Speaking of my people, Mom and Dad are coming for the weekend. They’ll probably beat us home in fact. Phone assurances have been inadequate; they want to see me for themselves. Like Dave, Mom has said, “I wish I could do this in your place,” but she will see that I don’t need a surrogate; I’m great and she needn’t worry.
When my name is called, Dave and I hop from our seats and saunter down the corridor to Dr. Philipson’s office. I give her a hug too, but her eyes do not reflect my jubilation. We sit across from her and I don’t really follow what she is saying about “micro-invasive cells.” I’m still smiling because the significance does not register. My lymph nodes were clear. The cancer is out. What more is there?

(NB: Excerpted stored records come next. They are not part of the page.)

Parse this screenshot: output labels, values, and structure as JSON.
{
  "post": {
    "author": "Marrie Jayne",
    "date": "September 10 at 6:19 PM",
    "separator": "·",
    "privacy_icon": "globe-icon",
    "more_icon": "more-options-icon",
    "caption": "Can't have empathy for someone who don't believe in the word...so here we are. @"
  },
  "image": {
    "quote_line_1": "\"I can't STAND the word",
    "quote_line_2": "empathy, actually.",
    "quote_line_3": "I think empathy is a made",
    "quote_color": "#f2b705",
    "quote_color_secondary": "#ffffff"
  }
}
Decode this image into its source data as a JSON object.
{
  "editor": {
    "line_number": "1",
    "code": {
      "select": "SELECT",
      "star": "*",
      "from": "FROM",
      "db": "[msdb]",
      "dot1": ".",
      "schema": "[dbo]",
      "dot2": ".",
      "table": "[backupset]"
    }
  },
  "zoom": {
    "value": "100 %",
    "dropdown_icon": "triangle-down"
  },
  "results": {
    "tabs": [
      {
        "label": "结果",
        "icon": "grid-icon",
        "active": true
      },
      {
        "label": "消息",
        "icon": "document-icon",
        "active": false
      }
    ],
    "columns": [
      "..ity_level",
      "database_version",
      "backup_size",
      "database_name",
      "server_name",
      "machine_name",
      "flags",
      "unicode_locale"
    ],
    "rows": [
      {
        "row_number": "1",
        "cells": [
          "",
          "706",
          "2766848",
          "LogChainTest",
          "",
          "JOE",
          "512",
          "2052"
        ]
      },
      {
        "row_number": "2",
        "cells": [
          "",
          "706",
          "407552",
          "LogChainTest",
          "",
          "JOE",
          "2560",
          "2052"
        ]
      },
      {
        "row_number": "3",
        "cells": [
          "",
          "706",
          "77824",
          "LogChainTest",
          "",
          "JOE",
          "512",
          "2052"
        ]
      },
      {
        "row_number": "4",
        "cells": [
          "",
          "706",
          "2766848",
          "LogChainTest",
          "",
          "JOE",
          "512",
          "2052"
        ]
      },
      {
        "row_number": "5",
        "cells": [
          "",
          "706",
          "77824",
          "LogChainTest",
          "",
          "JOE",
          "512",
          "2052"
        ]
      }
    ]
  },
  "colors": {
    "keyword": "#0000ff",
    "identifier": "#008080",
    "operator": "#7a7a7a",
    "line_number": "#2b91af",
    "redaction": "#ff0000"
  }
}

Apparently, the pathology on the breast tissue revealed something else. Cells that could send out seedlings. Cells that require preventative action. “The good news is that a drug, Herceptin, has been made available within the last two years that targets these specific cells,” says Dr. Philipson.
Wait. She’s saying it doesn’t end here. She’s talking about chemo. Scarier than cancer. Chemo.
“You did the right thing in having the double mastectomy,” she concludes. “but I know this is not what you expected. I’m so sorry.”
I am slow to process her words. I think about what might have happened if I’d not had that mammogram. What might have happened if I’d not gone for the double. What might have happened if the medical world had not continued to paw through my breast tissue in some lab somewhere even after removal.
I could have died.
But I don’t feel relieved. I’m thinking about chemo. And I’m thinking about Mom and Dad waiting at home for me to come dancing through the back door, maybe minus a drain or two, to be doted on. Again, I must tell them hard news.
We leave the office and I call my parents by cell phone. I tell them about Herceptin – so new, so specific to my case – and remind them that all of the other good stuff still holds true – early stages and clear lymph nodes and margins.
Mom and Dad rush out of the house as our car pulls up. They are somber, but glad to hold me, to see me. To see that I’m the same, minus a few body parts.
For lunch, we sit on the back porch and pick at a platter of tuna chunks, olive tapenade, roasted peppers, artichoke hearts, cheese and Italian bread. The food tastes fresh and tangy, but it’s hard to sit still. I restrain myself through the meal, then say,” I’ve gotta make a few calls.”
I fly upstairs to call Wendy. She had a double mastectomy two years ago and has been a voice of experience and comfort since I was diagnosed. She did not have chemo herself, but says, “Lea, I know many women who are going through treatments now. We still walk together; they go to work, they feel okay. There’s some fatigue, but they’re not sick. They look great. This is a disappointment, but you’re going to be fine and chemo will make sure of that.”
Okay. Good. Thanks. Breathe. Breathe.
I call Joanne.
Joanne had a double mastectomy thirteen years ago. She did have chemo. And she has a spirit that barrels through that phone line to hug me and lift me up.
“You want this, Lea. Believe me. You don’t want little cells floating around making trouble. Chemo’s so different now. You won’t throw up. I know you won’t. You’ll be tired maybe, and then you’ll be through this and you’ll be fine. You want this.”
I want this. Well, not exactly, but Wendy and Joanne have said the right things and I can breathe again. I am fortified. And I can go back to the porch and tell Dave and my parents what my two friends said and I can say it with cheer and confidence. And they will believe me as I believe Wendy and Joanne.